A Move Toward Safer Play: The NFL Bans the Hip-Drop Tackle

A Move Toward Safer Play: The NFL Bans the Hip-Drop Tackle

In an effort to enhance player safety, the National Football League (NFL) has officially prohibited the use of the hip-drop tackle. This resolution has been met with widespread approval from both players and fans alike, signaling a significant shift in the game's approach to player welfare.

Understanding the Ban

The hip-drop tackle, which has been a contentious point within the NFL community, involves a defender bringing down a ball carrier by dropping his hip beneath them, often leading to awkward and dangerous falls for the tackled player. The league's decision comes in the wake of several high-profile injuries attributed to this tackling technique, including that of Baltimore Ravens tight end Mark Andrews.

Andrews suffered a fractured fibula and ligament damage as a result of a hip-drop tackle, an injury that greatly impacted his season. Despite this setback, Andrews made a noteworthy return to participate in the AFC Championship Game, showcasing his determination and resilience. The NFL owners cast their votes on March 25 to eliminate the hip-drop tackle from the game, introducing a 15-yard penalty for any player who executes this maneuver during play.

Enforcement and Player Reactions

Troy Vincent, an executive within the NFL, underscored the league's commitment to enforcing this new rule effectively. This move underscores a concerted effort to prioritize the health and safety of players, amidst growing concerns over the long-term impact of injuries sustained on the field.

Mark Andrews, speaking from personal experience, expressed his support for the ban, acknowledging the importance of adapting defensive strategies to prioritize safety. "Taking that tackle out of the game is not a bad thing. I think defenses can find a way to get around that,” Andrews remarked, highlighting a positive outlook on the rule change.

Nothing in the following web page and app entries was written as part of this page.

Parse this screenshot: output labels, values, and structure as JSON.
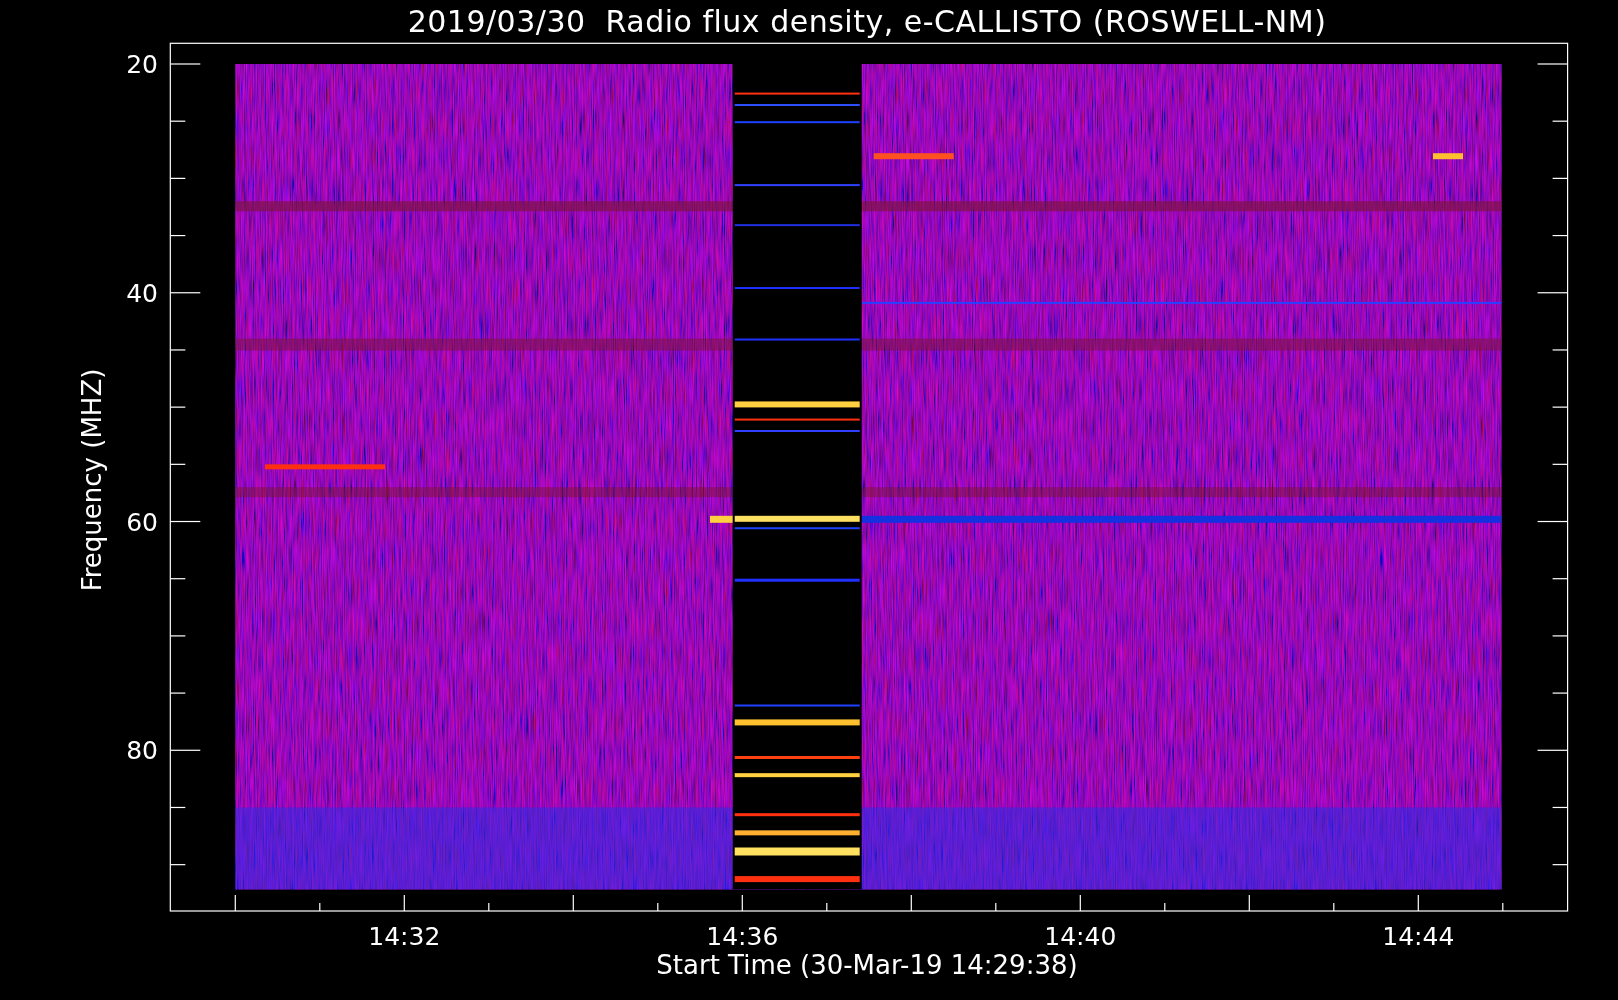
{
  "title": "2019/03/30  Radio flux density, e-CALLISTO (ROSWELL-NM)",
  "y_axis": {
    "label": "Frequency (MHZ)",
    "ticks": [
      "20",
      "40",
      "60",
      "80"
    ]
  },
  "x_axis": {
    "label": "Start Time (30-Mar-19 14:29:38)",
    "ticks": [
      "14:32",
      "14:36",
      "14:40",
      "14:44"
    ]
  }
}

Despite the physical challenges posed by his injury, Andrews shared his journey towards recovery with optimism. "Obviously, I wasn't full 100 percent in that game, but I worked really hard to get to that point. It set me up for a really good offseason to work hard. I've been running a ton of routes with my family working out, and I feel really good right now. I feel fast and explosive," he divulged, suggesting a strong comeback for the following season.

A Step Forward

Andrews' tenacity and dedication were evident in the previous season, as he led the Ravens with six touchdown catches. His performance, characterized by three Pro Bowl honors, underscores the significant loss a player of his caliber represents when sidelined by preventable injuries.

The league's decision to ban the hip-drop tackle can be seen as a proactive step towards ensuring a safer playing environment. This policy not only aims to protect the players but to sustain the game's integrity and the well-being of its participants.

As the NFL continues to navigate the challenges of balancing the sport's inherent physicality with the necessity for player safety, measures such as the hip-drop tackle ban represent pivotal points of progress. By adapting rules and implementing strategies aimed at reducing injuries, the league aspires to foster an environment where athletic excellence can thrive, unmarred by preventable harm.

The ban on hip-drop tackles marks a significant moment in the NFL's ongoing commitment to player safety. As the league, players, and fans adjust to this new regulation, the collective hope is for a future where the game remains just as exhilarating, but safer for everyone involved.